Extract each line of the records below that contains the word "step".

(EXTRACTED DATA)

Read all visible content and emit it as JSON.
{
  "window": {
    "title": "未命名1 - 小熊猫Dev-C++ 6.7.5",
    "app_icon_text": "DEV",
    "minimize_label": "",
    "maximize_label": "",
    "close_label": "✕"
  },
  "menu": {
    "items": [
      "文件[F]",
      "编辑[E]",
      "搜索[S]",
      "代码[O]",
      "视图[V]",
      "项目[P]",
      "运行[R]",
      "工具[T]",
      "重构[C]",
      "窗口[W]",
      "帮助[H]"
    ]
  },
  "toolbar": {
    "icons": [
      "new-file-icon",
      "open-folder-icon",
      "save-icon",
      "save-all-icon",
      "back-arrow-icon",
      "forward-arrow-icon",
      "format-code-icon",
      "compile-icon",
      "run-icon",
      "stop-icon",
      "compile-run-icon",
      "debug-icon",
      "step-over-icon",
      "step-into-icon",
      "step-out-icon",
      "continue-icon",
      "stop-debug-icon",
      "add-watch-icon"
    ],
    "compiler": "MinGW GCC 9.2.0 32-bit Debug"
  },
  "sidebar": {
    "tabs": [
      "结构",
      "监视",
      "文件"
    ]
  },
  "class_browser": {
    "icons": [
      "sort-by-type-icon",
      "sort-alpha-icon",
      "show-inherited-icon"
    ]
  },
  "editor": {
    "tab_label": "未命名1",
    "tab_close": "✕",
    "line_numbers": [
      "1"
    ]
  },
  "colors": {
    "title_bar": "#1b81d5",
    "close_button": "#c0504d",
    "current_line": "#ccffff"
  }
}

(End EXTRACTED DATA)

→ EXERCISE SOLUTION
      "step-over-icon",
      "step-into-icon",
      "step-out-icon",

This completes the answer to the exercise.